Of course, Delap was just a part of the Stoke experience, where possession was shunned, opponents harried without a loss of defensive shape and when Delap retreated to the bench, wide deliveries and set plays were employed to fill the void. In short, Stoke presented a unique challenge for established Premiership sides that were used to pitting their footballing skills against opponents with similar aims and ambitions. Some made heavy weather of adapting to the challenge.
Delap himself has gone on record as saying that although sides did struggle to cope with Stoke's style, especially his throws, adapt they did and the relatively successful strategy gradually became less so. However, Tony Pulis, the mastermind behind the Potters' survival strategy was a reluctant innovator and a considerable rump of his tactical creation remained a prominent part of Stoke's approach until club and manager finally cut the ties after five eventful seasons.
When Stoke slightly surprised themselves and many of their supporters by claiming automatic promotion in May 2008, they did so with a positive goal difference of just 13 or under three tenths of a goal a game. Sides that progress from the Championship to the Premiership, overall see their average goal difference per game slide by around a goal. So Stoke's projected goal difference in their inaugural Premiership campaign was a paltry minus 0.7 of a goal per game and that has traditionally been only good enough for penultimate place and relegation come the end of the season.
That they comfortably over achieved on that projected total by finishing 12th with an actual goal difference per game of -0.44 of a goal, in the process beating all market predictions, was in no small part down to the difficulty opponents experienced in trying to cope with Stoke's wildcard, the extreme long ball tactic, coupled with an aerial, set play bombardment.
Over the period of their Premiership tenure, Stoke have claimed 225 league points against bookmaker odds based model predictions of 216 and if we take out the first season, model predicted actual outcome accurately to within a couple of points. But does this mean that Delap's assertion that sides were gradually coming to terms with Stoke's style is undermined ?
The bookmakers odds for Stoke matches over the period offer a good proxy for a robust predictive model.
Small sample noise can often make a side appear to decline or improve when in fact little has changed, but all good odds setters realise this and so longterm reality usually sits well with longterm, actuality. However, it is also possibly that errors on one side of the ledger can balance errors at the other extreme to create an illusion of accuracy where rather the opposite exists.
In the graph above, I've plotted Stoke's under or over-performance against a bookmaker's model expressed in league points per game based on the number of times their opponents had gone through the unique experience provided by Pulis' side over the 190 EPL games played by the Potters. The general trend appears to support the realization of one player, if not the manager, that sides had increasingly worked Stoke out.

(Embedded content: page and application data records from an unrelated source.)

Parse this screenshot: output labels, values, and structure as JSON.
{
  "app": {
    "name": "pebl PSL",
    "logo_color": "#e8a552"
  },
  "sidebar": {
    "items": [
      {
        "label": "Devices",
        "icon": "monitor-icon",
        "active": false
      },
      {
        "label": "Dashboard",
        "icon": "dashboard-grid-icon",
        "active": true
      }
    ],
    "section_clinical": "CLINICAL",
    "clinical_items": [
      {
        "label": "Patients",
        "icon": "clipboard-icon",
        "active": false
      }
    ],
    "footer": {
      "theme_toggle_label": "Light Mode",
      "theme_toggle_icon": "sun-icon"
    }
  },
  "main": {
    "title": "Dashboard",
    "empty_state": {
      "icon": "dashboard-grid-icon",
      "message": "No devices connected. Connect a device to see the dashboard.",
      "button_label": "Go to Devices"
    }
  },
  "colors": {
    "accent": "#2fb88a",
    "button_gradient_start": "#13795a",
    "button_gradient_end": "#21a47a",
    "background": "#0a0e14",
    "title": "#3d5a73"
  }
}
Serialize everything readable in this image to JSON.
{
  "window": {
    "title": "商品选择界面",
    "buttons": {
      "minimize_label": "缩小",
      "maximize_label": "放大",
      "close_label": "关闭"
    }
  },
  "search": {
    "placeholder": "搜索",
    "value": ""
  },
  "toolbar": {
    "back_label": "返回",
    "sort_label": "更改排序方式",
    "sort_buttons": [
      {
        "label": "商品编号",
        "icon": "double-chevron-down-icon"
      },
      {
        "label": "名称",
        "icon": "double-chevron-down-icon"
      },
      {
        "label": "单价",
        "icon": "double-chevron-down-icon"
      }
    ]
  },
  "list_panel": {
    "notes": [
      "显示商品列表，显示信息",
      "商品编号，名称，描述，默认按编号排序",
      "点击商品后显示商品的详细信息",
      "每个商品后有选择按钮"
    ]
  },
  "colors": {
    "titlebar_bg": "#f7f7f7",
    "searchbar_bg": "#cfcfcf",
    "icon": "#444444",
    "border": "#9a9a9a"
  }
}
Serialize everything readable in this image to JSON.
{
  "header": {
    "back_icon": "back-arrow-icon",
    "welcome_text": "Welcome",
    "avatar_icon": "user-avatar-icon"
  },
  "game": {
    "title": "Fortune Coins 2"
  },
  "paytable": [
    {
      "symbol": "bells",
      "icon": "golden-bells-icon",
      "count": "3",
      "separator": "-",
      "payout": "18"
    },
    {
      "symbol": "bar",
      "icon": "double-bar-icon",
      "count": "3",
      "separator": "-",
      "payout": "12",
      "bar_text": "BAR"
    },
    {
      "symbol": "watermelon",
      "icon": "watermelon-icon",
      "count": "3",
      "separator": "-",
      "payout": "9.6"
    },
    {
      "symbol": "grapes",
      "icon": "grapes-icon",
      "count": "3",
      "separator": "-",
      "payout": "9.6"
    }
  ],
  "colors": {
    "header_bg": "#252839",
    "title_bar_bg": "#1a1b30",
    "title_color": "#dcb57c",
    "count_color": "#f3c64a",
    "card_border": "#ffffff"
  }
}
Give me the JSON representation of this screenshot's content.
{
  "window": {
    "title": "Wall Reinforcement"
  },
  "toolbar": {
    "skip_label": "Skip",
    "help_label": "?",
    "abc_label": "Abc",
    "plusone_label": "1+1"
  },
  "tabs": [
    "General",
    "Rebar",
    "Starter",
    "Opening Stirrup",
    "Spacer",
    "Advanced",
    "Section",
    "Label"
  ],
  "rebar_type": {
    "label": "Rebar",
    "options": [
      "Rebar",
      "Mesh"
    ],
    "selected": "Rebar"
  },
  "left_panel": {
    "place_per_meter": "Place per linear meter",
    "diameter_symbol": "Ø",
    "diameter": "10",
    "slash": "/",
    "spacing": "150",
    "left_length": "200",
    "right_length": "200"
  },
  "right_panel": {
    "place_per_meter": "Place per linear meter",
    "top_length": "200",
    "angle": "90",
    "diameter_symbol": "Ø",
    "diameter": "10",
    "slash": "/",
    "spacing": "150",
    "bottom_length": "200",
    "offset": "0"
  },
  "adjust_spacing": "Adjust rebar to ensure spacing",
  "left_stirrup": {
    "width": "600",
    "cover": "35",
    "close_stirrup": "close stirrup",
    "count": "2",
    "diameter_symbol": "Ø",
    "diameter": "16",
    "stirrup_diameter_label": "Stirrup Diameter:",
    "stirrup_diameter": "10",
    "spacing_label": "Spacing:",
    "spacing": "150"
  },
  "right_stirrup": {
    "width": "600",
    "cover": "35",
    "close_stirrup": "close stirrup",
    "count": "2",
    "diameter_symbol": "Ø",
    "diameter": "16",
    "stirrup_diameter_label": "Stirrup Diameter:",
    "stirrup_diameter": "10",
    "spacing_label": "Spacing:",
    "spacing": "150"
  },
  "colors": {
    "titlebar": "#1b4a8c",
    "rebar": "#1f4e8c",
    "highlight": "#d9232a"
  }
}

A group of teams meeting Stoke for the second or third time were allowing Stoke an average of three tenths of a point per game more than a robust, but general bookmaking model would predict. But by the time the mutual meetings had risen to ten Stoke were now the under performing outfit to the tune of nearly half a point a match. Familiarity, in the absence of much, if any tactical evolution from a Pulis led Stoke had bred success for their opponents.
Fortunately for Stoke's survival, promoted sides were constantly refilling the left hand side of the plot and continued over performance in that area was keeping Stoke afloat, although the margins for error were bound to become even tighter as old Premiership friends, such as West Ham, WBA and Newcastle began to rejoin mid plot.
|Stoke include a rare innovation in their Premiership starting 11.|
The best managers never let their sides stand still for long.